---------- INFORMATION ----------

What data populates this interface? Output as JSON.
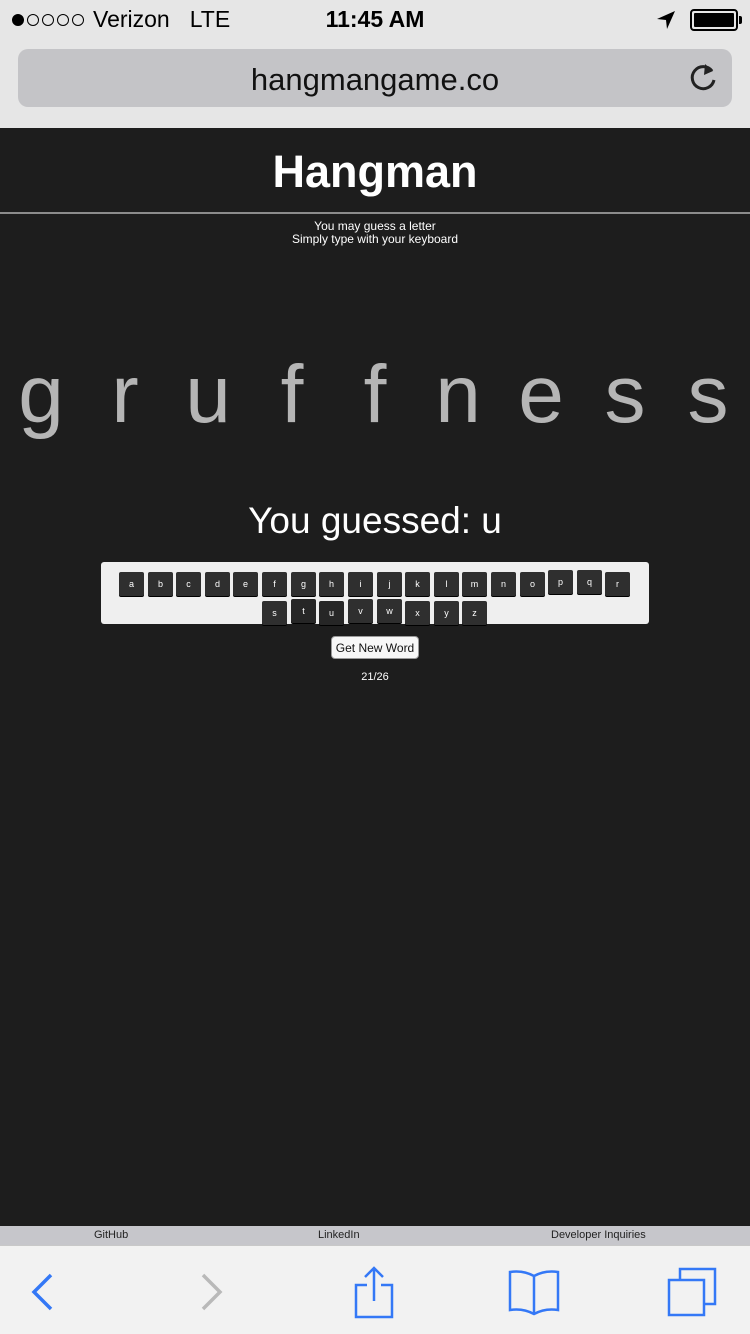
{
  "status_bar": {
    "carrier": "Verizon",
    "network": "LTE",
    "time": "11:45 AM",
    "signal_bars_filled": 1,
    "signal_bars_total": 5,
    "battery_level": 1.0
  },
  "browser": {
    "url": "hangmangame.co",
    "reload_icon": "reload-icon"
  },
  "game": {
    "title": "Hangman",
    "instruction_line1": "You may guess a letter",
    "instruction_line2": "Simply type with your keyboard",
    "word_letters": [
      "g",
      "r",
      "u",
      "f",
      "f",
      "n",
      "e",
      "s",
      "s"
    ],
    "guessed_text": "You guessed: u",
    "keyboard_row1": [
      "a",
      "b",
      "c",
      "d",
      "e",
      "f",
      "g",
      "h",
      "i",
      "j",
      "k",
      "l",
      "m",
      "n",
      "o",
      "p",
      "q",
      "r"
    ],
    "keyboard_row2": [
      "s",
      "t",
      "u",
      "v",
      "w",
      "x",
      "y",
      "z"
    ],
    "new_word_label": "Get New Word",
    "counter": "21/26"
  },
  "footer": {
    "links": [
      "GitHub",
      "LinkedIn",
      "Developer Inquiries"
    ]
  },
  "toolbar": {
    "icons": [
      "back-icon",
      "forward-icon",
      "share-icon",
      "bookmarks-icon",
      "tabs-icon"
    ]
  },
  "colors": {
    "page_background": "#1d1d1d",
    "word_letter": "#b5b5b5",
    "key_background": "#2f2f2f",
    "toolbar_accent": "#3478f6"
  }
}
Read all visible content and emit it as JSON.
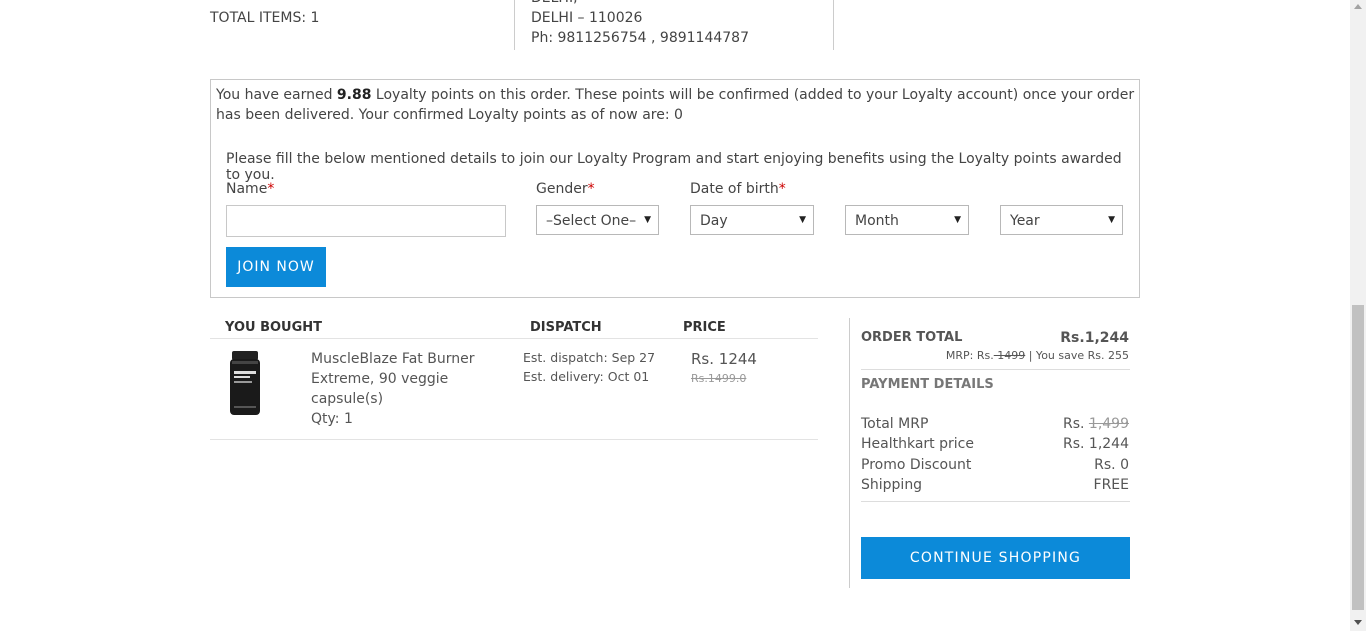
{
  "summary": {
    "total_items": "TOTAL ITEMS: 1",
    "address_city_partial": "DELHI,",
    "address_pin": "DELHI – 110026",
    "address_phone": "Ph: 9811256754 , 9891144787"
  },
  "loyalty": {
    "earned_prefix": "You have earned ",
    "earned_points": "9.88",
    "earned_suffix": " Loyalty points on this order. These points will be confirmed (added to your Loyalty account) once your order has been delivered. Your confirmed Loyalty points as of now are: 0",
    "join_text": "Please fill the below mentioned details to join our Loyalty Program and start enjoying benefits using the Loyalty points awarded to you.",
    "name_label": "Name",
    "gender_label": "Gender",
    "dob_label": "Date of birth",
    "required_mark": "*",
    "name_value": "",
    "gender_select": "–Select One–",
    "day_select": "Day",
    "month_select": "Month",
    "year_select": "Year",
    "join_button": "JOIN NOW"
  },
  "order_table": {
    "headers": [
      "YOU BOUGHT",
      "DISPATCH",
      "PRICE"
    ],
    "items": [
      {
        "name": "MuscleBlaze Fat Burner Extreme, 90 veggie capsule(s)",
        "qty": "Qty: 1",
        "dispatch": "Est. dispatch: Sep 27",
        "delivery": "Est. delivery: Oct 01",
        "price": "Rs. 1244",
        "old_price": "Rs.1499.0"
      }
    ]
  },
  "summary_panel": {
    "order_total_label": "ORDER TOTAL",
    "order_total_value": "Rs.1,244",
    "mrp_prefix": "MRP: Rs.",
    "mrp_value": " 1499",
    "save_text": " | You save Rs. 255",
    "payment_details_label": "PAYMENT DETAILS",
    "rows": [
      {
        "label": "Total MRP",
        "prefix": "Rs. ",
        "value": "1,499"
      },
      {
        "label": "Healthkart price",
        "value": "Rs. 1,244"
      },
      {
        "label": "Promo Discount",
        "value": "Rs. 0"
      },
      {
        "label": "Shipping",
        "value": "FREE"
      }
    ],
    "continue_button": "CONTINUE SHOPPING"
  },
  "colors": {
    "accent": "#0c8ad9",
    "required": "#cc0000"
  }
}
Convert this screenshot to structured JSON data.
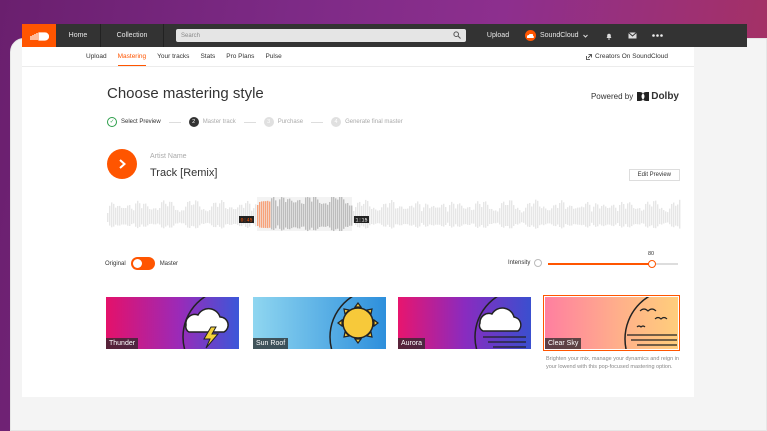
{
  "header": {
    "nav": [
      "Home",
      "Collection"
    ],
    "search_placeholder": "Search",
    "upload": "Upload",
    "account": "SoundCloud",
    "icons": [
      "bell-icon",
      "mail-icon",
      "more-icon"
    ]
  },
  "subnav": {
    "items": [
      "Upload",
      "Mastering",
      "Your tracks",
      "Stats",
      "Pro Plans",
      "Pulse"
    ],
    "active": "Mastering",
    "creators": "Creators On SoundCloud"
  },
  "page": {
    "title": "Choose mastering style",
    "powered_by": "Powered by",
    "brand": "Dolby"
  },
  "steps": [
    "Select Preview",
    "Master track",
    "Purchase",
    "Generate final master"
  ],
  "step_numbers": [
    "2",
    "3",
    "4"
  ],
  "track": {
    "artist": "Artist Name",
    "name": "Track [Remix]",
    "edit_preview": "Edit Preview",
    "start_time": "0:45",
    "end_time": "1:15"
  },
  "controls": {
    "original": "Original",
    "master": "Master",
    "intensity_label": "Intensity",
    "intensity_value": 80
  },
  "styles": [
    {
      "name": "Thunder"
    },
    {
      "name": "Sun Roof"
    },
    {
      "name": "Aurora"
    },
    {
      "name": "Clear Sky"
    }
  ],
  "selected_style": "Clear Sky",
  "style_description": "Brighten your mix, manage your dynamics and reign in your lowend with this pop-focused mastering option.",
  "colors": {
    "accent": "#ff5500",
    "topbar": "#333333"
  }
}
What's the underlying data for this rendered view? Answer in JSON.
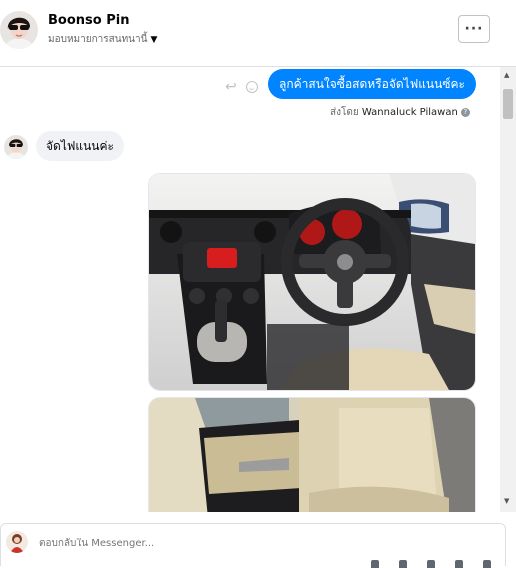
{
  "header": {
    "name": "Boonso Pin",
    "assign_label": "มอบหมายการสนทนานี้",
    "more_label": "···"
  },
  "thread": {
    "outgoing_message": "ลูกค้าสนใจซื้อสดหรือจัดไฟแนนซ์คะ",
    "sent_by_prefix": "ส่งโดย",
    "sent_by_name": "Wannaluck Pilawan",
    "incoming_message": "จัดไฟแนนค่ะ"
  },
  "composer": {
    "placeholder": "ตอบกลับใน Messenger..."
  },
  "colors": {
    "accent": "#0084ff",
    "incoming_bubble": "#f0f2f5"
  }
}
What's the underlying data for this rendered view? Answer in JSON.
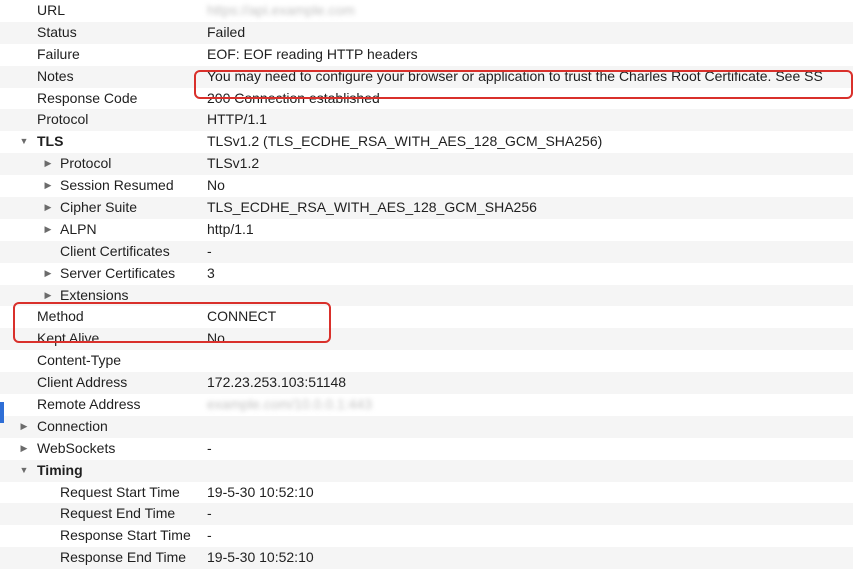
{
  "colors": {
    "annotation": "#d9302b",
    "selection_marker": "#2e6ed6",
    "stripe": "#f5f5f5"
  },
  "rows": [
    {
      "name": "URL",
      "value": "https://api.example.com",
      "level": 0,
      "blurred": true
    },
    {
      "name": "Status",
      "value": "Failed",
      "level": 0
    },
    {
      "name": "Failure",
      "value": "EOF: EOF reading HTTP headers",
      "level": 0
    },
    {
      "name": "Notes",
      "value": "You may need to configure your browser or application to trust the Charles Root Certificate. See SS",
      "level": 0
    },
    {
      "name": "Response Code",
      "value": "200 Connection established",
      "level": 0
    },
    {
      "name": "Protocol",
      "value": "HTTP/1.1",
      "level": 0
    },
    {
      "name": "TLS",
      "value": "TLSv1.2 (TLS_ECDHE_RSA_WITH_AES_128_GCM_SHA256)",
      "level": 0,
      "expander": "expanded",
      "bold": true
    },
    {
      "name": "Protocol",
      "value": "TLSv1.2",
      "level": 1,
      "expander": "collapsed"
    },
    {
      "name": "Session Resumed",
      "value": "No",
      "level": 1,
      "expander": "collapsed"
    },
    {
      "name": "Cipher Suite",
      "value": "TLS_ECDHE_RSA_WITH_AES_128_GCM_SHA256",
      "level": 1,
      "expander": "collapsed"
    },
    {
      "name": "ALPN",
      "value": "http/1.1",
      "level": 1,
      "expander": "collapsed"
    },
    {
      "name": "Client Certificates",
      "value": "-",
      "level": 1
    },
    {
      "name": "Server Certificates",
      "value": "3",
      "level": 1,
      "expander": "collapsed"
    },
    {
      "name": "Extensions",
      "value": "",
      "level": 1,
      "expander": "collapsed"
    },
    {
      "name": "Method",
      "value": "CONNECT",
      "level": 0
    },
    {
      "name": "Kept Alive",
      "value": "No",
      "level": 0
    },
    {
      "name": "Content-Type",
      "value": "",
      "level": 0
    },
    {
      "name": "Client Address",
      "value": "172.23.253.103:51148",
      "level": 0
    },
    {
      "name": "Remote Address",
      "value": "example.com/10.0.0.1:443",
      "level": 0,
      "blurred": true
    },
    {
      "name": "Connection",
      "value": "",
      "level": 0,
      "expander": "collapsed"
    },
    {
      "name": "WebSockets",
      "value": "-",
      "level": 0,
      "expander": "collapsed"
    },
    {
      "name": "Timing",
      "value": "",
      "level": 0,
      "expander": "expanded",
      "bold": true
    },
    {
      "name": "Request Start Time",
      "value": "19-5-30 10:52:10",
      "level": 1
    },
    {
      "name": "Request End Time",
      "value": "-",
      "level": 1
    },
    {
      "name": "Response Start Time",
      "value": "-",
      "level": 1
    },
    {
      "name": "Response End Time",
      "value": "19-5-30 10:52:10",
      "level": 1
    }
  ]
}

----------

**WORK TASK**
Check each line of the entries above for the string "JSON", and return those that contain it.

**WRITTEN SOLUTION**
What data populates this interface? Output as JSON.
Read all visible content and emit it as JSON.
Convert this screenshot to structured JSON data.
What's the underlying data for this rendered view? Answer in JSON.
What's the underlying data for this rendered view? Answer in JSON.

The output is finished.